Article Text

Download PDFPDF

#204 Placenta accreta spectrum: a call for action to gynecologic oncologists
  1. Mine Daggez1,
  2. Polat Dursun2 and
  3. Tufan Arslanca3
  1. 1Tekirdag City Hospital, Tekirdag, Türkiye
  2. 2Private Clinic, Ankara, Türkiye
  3. 3Ankara Bilkent City Hospital, Ankara, Türkiye


Introduction/Background Postpartum hemorrhage (PPH) is an important cause of maternal morbidity and mortality, and is associated with 25% of peripartum maternal deaths worldwide [1]. Placenta accreta spectrum (PAS) is a severe risk factor for PPH[2]. PAS have become one of the most important iatrogenic public health problems today. The incidence changes between 0.3% and 6.7% [3]. The risk may be 11% with one prior cesarean section, 40% with two and 60% with three or more[4]. Maternal morbidity ranges from 24% to 67% [5].

Many institutions worldwide rely on gynecologic oncologists in the surgical management of PAS [6]. Gynecologic oncology associations have not yet taken an active step in determining the standardized surgical steps, developing guidelines and spreading it. Here we propose a useful technique and present results on 61 patients diagnosed with PAS.

Methodology 61 patients with preoperative radiologic and intraoperative diagnosis of PAS was included. Defined surgical technique by the same multidisciplinary team lead by gynecologic oncologists was performed in each case. The steps of the technique were as follows:

  • Midline incision

  • Transfundal extraction of the fetus

  • Identification of retroperitoneal landmarks

  • Bulldog clamp attachment to the internal iliac artery

  • Bladder dissection

  • Hysterectomy and cuff closure

  • Complication management (repair of the bladder or other ureteral injury)

Pre- and postsurgical parameters, estimated blood loss (EBL) (mL), blood transfusion requirement >5 units of packed red cells, and visceral injuries were recorded.

Results Intraoperative blood replacement was not performed in 83.6%. Postoperative blood transfusion was performed in 8.2% of the patients.

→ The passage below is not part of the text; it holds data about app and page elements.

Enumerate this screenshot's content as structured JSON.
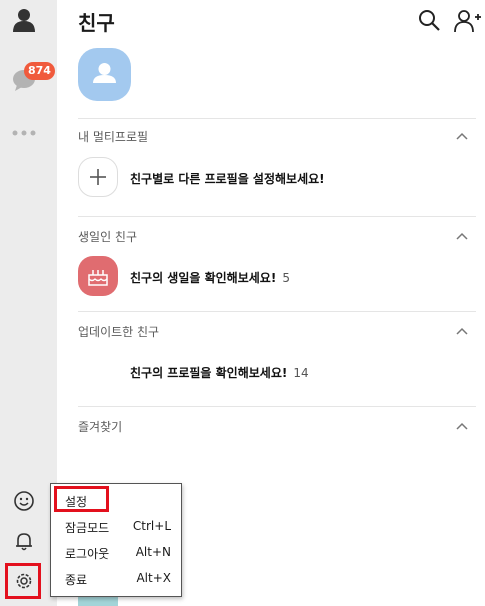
{
  "header": {
    "title": "친구"
  },
  "sidebar": {
    "items": [
      {
        "name": "friends",
        "icon": "person-icon"
      },
      {
        "name": "chats",
        "icon": "chat-bubble-icon",
        "badge": "874"
      },
      {
        "name": "more",
        "icon": "more-dots-icon"
      }
    ],
    "bottom": [
      {
        "name": "emoticon",
        "icon": "smiley-icon"
      },
      {
        "name": "notifications",
        "icon": "bell-icon"
      },
      {
        "name": "settings",
        "icon": "gear-icon"
      }
    ]
  },
  "sections": {
    "multiprofile": {
      "label": "내 멀티프로필",
      "row_text": "친구별로 다른 프로필을 설정해보세요!"
    },
    "birthday": {
      "label": "생일인 친구",
      "row_text": "친구의 생일을 확인해보세요!",
      "count": "5"
    },
    "updated": {
      "label": "업데이트한 친구",
      "row_text": "친구의 프로필을 확인해보세요!",
      "count": "14"
    },
    "favorites": {
      "label": "즐겨찾기"
    }
  },
  "context_menu": {
    "items": [
      {
        "label": "설정",
        "shortcut": ""
      },
      {
        "label": "잠금모드",
        "shortcut": "Ctrl+L"
      },
      {
        "label": "로그아웃",
        "shortcut": "Alt+N"
      },
      {
        "label": "종료",
        "shortcut": "Alt+X"
      }
    ]
  },
  "colors": {
    "badge": "#f05a3c",
    "sidebar_bg": "#ececec",
    "avatar": "#a3c9ef",
    "birthday_icon": "#e06c70",
    "highlight": "#e3101d"
  }
}
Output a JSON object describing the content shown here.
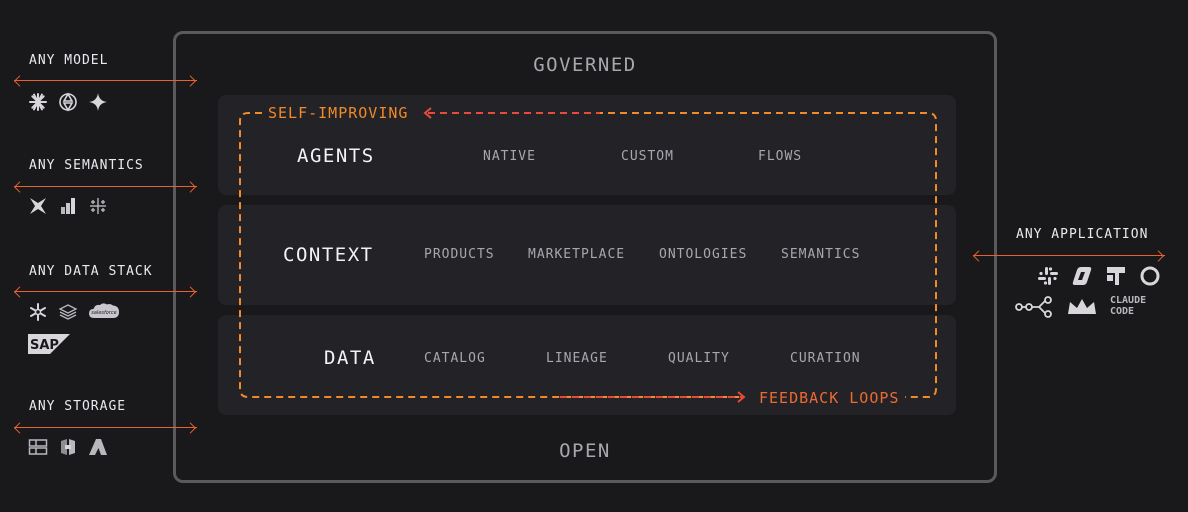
{
  "frame": {
    "top_label": "GOVERNED",
    "bottom_label": "OPEN"
  },
  "loop": {
    "top_label": "SELF-IMPROVING",
    "bottom_label": "FEEDBACK LOOPS",
    "color_orange": "#f08a2a",
    "color_red": "#e8493a"
  },
  "left": [
    {
      "label": "ANY MODEL",
      "icons": [
        "claude-starburst-icon",
        "openai-knot-icon",
        "gemini-sparkle-icon"
      ]
    },
    {
      "label": "ANY SEMANTICS",
      "icons": [
        "dbt-icon",
        "bar-steps-icon",
        "tableau-cross-icon"
      ]
    },
    {
      "label": "ANY DATA STACK",
      "icons": [
        "snowflake-icon",
        "layers-stack-icon",
        "salesforce-cloud-icon",
        "sap-icon"
      ],
      "sap_text": "SAP",
      "salesforce_text": "salesforce"
    },
    {
      "label": "ANY STORAGE",
      "icons": [
        "server-grid-icon",
        "s3-bucket-icon",
        "azure-a-icon"
      ]
    }
  ],
  "right": {
    "label": "ANY APPLICATION",
    "icons": [
      "slack-icon",
      "copilot-icon",
      "jira-icon",
      "chat-ring-icon",
      "flow-nodes-icon",
      "crown-icon",
      "claude-code-icon"
    ],
    "claude_code_text": [
      "CLAUDE",
      "CODE"
    ]
  },
  "bands": [
    {
      "title": "AGENTS",
      "items": [
        "NATIVE",
        "CUSTOM",
        "FLOWS"
      ]
    },
    {
      "title": "CONTEXT",
      "items": [
        "PRODUCTS",
        "MARKETPLACE",
        "ONTOLOGIES",
        "SEMANTICS"
      ]
    },
    {
      "title": "DATA",
      "items": [
        "CATALOG",
        "LINEAGE",
        "QUALITY",
        "CURATION"
      ]
    }
  ]
}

Ureteral injury occurred in 9.8% and bladder injury occurred in 11.5% (table 1).

Abstract #204 Table 1

Operative findings

Conclusion Our society should define and spread new techniques and guidelines for this life-threatening condition in which we are the ones commonly relied on in many settings worldwide.

Disclosures Gynecologic oncologists should be proactively involved in the management of PAS.

Statistics from

Request Permissions

If you wish to reuse any or all of this article please use the link below which will take you to the Copyright Clearance Center’s RightsLink service. You will be able to get a quick price and instant permission to reuse the content in many different ways.